= PROMPT =
What lines of the data include the string "유치원의"? Copy them all.

⁂

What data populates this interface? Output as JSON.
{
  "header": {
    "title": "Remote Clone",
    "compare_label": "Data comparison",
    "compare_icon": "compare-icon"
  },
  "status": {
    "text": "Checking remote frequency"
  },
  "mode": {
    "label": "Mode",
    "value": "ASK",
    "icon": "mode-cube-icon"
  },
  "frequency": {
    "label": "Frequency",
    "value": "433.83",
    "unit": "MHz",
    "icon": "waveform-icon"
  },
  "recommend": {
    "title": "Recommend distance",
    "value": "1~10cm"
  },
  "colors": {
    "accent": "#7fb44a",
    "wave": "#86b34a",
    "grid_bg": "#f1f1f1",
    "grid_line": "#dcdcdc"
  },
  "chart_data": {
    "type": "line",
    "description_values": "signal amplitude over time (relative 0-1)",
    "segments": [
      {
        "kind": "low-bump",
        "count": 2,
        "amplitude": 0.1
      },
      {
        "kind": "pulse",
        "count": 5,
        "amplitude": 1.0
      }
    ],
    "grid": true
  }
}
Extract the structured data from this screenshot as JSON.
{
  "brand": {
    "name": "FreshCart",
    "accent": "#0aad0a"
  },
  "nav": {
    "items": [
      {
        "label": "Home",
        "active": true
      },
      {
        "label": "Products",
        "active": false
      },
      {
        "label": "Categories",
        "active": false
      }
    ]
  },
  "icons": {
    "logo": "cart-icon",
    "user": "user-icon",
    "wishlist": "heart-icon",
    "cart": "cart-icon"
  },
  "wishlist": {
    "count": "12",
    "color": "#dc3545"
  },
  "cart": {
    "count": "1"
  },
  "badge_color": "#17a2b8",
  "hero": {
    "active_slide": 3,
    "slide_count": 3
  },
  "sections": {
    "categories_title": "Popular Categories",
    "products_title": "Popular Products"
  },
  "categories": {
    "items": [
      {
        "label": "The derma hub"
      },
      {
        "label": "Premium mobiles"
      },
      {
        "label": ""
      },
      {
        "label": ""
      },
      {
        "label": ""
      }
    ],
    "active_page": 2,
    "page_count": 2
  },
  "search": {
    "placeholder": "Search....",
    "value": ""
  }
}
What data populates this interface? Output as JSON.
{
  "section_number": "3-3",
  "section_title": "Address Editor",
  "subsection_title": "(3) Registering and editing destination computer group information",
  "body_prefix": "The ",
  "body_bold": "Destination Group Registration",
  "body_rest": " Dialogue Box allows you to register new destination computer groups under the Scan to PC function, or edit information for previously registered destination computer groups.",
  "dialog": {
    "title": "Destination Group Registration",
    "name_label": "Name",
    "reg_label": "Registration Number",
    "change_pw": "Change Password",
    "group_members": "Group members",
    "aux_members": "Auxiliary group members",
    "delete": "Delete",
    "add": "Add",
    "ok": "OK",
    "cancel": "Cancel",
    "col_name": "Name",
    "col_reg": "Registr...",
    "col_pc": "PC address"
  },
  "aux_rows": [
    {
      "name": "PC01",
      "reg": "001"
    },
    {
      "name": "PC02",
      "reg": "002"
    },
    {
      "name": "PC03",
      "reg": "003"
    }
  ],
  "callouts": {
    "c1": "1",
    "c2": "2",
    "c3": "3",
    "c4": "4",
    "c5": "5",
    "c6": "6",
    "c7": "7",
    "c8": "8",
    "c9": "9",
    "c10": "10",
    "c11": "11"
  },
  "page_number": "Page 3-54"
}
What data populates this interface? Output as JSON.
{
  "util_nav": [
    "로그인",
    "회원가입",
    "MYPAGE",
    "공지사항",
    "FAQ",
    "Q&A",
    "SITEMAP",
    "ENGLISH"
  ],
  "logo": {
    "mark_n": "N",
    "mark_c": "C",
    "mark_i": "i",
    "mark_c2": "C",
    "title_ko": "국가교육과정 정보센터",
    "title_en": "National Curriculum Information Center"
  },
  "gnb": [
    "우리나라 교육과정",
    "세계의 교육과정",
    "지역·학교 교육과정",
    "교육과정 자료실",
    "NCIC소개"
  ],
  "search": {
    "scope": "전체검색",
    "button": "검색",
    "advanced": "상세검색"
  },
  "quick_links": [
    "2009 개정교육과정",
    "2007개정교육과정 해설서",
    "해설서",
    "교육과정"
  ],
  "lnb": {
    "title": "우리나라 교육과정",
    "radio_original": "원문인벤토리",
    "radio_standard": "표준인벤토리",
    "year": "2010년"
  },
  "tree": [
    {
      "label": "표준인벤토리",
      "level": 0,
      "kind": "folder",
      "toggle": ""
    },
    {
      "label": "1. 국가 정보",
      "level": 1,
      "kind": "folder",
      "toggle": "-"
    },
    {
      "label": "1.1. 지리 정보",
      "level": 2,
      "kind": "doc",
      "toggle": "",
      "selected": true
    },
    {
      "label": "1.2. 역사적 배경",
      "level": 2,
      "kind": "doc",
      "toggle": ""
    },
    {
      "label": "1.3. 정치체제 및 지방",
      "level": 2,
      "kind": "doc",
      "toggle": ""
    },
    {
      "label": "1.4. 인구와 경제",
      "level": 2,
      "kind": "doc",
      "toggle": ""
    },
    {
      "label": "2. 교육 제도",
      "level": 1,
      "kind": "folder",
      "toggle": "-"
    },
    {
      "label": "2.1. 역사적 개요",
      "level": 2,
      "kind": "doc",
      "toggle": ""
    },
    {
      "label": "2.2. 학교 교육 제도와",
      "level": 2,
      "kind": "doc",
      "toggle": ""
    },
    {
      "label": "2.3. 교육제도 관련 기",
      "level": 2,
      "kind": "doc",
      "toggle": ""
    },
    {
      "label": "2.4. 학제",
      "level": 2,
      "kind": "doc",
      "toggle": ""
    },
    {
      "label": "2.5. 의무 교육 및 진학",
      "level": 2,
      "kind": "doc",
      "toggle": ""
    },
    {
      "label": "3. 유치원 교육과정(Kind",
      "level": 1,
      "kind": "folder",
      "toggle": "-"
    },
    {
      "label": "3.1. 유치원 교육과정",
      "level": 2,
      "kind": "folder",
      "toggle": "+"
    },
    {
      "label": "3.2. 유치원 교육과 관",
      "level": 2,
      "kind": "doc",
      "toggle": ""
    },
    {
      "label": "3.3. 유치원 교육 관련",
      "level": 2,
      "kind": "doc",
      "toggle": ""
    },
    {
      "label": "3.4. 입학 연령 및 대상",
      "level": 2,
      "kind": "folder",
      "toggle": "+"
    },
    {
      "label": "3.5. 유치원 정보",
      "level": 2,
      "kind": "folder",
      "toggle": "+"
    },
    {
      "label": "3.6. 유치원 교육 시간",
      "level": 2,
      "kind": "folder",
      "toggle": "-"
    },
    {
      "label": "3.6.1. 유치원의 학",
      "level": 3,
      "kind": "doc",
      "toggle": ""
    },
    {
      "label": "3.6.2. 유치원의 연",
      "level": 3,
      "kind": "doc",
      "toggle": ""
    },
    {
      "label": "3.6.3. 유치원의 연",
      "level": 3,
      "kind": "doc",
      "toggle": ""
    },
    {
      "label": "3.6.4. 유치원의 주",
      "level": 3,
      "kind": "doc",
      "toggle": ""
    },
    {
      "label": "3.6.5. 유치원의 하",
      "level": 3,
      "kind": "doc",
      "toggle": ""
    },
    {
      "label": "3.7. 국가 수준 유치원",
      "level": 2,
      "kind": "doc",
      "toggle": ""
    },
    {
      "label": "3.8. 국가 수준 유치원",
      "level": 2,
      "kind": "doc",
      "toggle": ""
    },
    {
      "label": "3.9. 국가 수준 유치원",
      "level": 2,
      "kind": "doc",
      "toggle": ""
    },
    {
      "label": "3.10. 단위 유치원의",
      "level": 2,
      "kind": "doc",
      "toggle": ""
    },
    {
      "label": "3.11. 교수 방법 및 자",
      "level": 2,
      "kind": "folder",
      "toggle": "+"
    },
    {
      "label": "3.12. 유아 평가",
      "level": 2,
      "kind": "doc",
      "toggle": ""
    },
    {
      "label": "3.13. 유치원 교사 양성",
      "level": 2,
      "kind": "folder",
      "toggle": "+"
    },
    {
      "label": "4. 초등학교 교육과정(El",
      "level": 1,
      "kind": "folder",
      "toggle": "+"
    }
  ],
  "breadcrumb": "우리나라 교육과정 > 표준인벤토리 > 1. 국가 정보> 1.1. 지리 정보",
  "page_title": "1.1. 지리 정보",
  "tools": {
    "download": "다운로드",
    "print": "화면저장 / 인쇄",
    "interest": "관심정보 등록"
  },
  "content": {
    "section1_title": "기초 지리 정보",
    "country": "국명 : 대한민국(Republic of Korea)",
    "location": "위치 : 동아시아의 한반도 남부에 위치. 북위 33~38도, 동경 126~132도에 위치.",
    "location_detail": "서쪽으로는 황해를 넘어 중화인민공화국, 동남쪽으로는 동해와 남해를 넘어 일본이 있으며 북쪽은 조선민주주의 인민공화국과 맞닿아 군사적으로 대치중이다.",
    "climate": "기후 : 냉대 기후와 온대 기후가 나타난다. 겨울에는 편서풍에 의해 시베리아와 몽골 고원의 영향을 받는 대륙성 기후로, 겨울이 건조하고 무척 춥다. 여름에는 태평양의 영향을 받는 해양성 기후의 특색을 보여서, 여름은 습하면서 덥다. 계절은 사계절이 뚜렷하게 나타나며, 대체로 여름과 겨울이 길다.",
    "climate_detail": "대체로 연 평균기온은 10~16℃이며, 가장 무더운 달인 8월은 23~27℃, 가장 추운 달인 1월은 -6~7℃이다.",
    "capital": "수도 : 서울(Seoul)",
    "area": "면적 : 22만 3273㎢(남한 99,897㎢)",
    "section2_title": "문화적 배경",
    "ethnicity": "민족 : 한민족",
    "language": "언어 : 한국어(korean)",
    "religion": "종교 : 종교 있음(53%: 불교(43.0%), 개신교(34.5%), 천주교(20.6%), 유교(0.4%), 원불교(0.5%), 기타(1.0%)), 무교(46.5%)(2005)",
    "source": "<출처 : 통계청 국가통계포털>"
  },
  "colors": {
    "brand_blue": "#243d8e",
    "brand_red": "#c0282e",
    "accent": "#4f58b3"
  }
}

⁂

= ANSWER BOX =
      "label": "3.6.1. 유치원의 학",
      "label": "3.6.2. 유치원의 연",
      "label": "3.6.3. 유치원의 연",
      "label": "3.6.4. 유치원의 주",
      "label": "3.6.5. 유치원의 하",
      "label": "3.10. 단위 유치원의",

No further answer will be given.